* Available data
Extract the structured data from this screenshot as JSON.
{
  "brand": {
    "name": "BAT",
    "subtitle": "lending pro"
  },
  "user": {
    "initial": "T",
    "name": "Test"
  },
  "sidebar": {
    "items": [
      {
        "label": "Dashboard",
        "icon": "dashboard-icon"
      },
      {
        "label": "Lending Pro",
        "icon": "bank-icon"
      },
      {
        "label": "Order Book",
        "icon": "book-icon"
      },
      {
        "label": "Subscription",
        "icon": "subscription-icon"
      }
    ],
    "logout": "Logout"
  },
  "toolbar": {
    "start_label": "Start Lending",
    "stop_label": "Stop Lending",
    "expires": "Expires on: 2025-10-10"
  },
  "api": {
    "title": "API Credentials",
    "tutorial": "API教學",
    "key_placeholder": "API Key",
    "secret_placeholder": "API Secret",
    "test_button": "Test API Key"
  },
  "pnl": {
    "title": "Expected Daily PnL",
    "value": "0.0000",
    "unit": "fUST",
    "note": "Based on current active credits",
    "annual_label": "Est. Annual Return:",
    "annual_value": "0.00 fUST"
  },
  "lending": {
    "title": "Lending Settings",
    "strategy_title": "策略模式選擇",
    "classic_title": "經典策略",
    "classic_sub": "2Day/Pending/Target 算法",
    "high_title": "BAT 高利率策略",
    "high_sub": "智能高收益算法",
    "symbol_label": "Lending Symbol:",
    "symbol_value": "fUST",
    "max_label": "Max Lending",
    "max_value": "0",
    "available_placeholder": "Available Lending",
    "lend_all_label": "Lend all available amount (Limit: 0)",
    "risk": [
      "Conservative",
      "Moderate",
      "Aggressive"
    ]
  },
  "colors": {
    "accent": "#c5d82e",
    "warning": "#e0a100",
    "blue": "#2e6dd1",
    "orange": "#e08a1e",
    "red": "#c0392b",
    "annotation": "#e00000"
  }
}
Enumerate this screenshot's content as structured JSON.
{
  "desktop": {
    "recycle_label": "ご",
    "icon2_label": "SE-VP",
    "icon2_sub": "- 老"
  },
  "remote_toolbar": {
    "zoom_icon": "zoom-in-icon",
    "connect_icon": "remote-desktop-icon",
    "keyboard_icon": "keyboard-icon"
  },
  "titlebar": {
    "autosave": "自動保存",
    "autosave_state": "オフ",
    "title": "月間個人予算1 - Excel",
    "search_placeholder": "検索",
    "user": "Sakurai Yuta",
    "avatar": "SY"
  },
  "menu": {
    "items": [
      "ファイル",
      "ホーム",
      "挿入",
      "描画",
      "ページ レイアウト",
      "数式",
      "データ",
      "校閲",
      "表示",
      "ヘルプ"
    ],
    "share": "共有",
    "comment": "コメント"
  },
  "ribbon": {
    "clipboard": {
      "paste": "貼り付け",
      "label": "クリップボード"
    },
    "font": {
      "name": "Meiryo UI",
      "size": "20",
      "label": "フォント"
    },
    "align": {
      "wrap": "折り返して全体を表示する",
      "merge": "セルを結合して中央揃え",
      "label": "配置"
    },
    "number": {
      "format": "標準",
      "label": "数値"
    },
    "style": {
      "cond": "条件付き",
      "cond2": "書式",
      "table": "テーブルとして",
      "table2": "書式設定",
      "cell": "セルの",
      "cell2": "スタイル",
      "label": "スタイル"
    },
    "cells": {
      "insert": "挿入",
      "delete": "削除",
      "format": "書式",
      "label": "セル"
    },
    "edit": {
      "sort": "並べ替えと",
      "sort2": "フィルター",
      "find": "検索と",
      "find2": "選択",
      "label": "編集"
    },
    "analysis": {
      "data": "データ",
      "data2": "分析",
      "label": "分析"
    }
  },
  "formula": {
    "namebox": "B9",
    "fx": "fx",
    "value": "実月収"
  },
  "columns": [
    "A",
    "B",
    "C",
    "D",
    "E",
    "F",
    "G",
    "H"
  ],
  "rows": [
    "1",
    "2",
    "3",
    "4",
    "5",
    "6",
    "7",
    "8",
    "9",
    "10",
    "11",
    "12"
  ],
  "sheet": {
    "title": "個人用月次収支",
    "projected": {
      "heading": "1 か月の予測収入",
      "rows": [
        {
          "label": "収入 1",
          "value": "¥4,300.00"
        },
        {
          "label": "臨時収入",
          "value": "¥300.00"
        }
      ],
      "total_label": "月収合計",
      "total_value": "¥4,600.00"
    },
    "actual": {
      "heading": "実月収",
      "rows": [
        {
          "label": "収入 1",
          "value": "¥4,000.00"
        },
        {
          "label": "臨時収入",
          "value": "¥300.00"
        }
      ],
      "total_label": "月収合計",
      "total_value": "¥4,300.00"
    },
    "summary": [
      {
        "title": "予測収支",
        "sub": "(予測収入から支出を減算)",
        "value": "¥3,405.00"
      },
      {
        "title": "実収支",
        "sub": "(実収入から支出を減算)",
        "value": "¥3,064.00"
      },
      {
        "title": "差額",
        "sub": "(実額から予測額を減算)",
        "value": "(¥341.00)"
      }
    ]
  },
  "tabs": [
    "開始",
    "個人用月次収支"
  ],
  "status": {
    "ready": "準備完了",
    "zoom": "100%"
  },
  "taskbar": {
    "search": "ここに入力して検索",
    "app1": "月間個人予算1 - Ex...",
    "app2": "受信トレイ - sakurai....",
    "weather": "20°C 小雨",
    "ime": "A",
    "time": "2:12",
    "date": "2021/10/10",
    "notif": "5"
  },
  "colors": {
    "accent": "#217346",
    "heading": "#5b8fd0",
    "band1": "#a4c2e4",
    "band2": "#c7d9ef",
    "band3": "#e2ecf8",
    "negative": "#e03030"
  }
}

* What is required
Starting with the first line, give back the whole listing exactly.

* Written answer
Extract the structured data from this screenshot as JSON.
{
  "brand": {
    "name": "BAT",
    "subtitle": "lending pro"
  },
  "user": {
    "initial": "T",
    "name": "Test"
  },
  "sidebar": {
    "items": [
      {
        "label": "Dashboard",
        "icon": "dashboard-icon"
      },
      {
        "label": "Lending Pro",
        "icon": "bank-icon"
      },
      {
        "label": "Order Book",
        "icon": "book-icon"
      },
      {
        "label": "Subscription",
        "icon": "subscription-icon"
      }
    ],
    "logout": "Logout"
  },
  "toolbar": {
    "start_label": "Start Lending",
    "stop_label": "Stop Lending",
    "expires": "Expires on: 2025-10-10"
  },
  "api": {
    "title": "API Credentials",
    "tutorial": "API教學",
    "key_placeholder": "API Key",
    "secret_placeholder": "API Secret",
    "test_button": "Test API Key"
  },
  "pnl": {
    "title": "Expected Daily PnL",
    "value": "0.0000",
    "unit": "fUST",
    "note": "Based on current active credits",
    "annual_label": "Est. Annual Return:",
    "annual_value": "0.00 fUST"
  },
  "lending": {
    "title": "Lending Settings",
    "strategy_title": "策略模式選擇",
    "classic_title": "經典策略",
    "classic_sub": "2Day/Pending/Target 算法",
    "high_title": "BAT 高利率策略",
    "high_sub": "智能高收益算法",
    "symbol_label": "Lending Symbol:",
    "symbol_value": "fUST",
    "max_label": "Max Lending",
    "max_value": "0",
    "available_placeholder": "Available Lending",
    "lend_all_label": "Lend all available amount (Limit: 0)",
    "risk": [
      "Conservative",
      "Moderate",
      "Aggressive"
    ]
  },
  "colors": {
    "accent": "#c5d82e",
    "warning": "#e0a100",
    "blue": "#2e6dd1",
    "orange": "#e08a1e",
    "red": "#c0392b",
    "annotation": "#e00000"
  }
}
Enumerate this screenshot's content as structured JSON.
{
  "desktop": {
    "recycle_label": "ご",
    "icon2_label": "SE-VP",
    "icon2_sub": "- 老"
  },
  "remote_toolbar": {
    "zoom_icon": "zoom-in-icon",
    "connect_icon": "remote-desktop-icon",
    "keyboard_icon": "keyboard-icon"
  },
  "titlebar": {
    "autosave": "自動保存",
    "autosave_state": "オフ",
    "title": "月間個人予算1 - Excel",
    "search_placeholder": "検索",
    "user": "Sakurai Yuta",
    "avatar": "SY"
  },
  "menu": {
    "items": [
      "ファイル",
      "ホーム",
      "挿入",
      "描画",
      "ページ レイアウト",
      "数式",
      "データ",
      "校閲",
      "表示",
      "ヘルプ"
    ],
    "share": "共有",
    "comment": "コメント"
  },
  "ribbon": {
    "clipboard": {
      "paste": "貼り付け",
      "label": "クリップボード"
    },
    "font": {
      "name": "Meiryo UI",
      "size": "20",
      "label": "フォント"
    },
    "align": {
      "wrap": "折り返して全体を表示する",
      "merge": "セルを結合して中央揃え",
      "label": "配置"
    },
    "number": {
      "format": "標準",
      "label": "数値"
    },
    "style": {
      "cond": "条件付き",
      "cond2": "書式",
      "table": "テーブルとして",
      "table2": "書式設定",
      "cell": "セルの",
      "cell2": "スタイル",
      "label": "スタイル"
    },
    "cells": {
      "insert": "挿入",
      "delete": "削除",
      "format": "書式",
      "label": "セル"
    },
    "edit": {
      "sort": "並べ替えと",
      "sort2": "フィルター",
      "find": "検索と",
      "find2": "選択",
      "label": "編集"
    },
    "analysis": {
      "data": "データ",
      "data2": "分析",
      "label": "分析"
    }
  },
  "formula": {
    "namebox": "B9",
    "fx": "fx",
    "value": "実月収"
  },
  "columns": [
    "A",
    "B",
    "C",
    "D",
    "E",
    "F",
    "G",
    "H"
  ],
  "rows": [
    "1",
    "2",
    "3",
    "4",
    "5",
    "6",
    "7",
    "8",
    "9",
    "10",
    "11",
    "12"
  ],
  "sheet": {
    "title": "個人用月次収支",
    "projected": {
      "heading": "1 か月の予測収入",
      "rows": [
        {
          "label": "収入 1",
          "value": "¥4,300.00"
        },
        {
          "label": "臨時収入",
          "value": "¥300.00"
        }
      ],
      "total_label": "月収合計",
      "total_value": "¥4,600.00"
    },
    "actual": {
      "heading": "実月収",
      "rows": [
        {
          "label": "収入 1",
          "value": "¥4,000.00"
        },
        {
          "label": "臨時収入",
          "value": "¥300.00"
        }
      ],
      "total_label": "月収合計",
      "total_value": "¥4,300.00"
    },
    "summary": [
      {
        "title": "予測収支",
        "sub": "(予測収入から支出を減算)",
        "value": "¥3,405.00"
      },
      {
        "title": "実収支",
        "sub": "(実収入から支出を減算)",
        "value": "¥3,064.00"
      },
      {
        "title": "差額",
        "sub": "(実額から予測額を減算)",
        "value": "(¥341.00)"
      }
    ]
  },
  "tabs": [
    "開始",
    "個人用月次収支"
  ],
  "status": {
    "ready": "準備完了",
    "zoom": "100%"
  },
  "taskbar": {
    "search": "ここに入力して検索",
    "app1": "月間個人予算1 - Ex...",
    "app2": "受信トレイ - sakurai....",
    "weather": "20°C 小雨",
    "ime": "A",
    "time": "2:12",
    "date": "2021/10/10",
    "notif": "5"
  },
  "colors": {
    "accent": "#217346",
    "heading": "#5b8fd0",
    "band1": "#a4c2e4",
    "band2": "#c7d9ef",
    "band3": "#e2ecf8",
    "negative": "#e03030"
  }
}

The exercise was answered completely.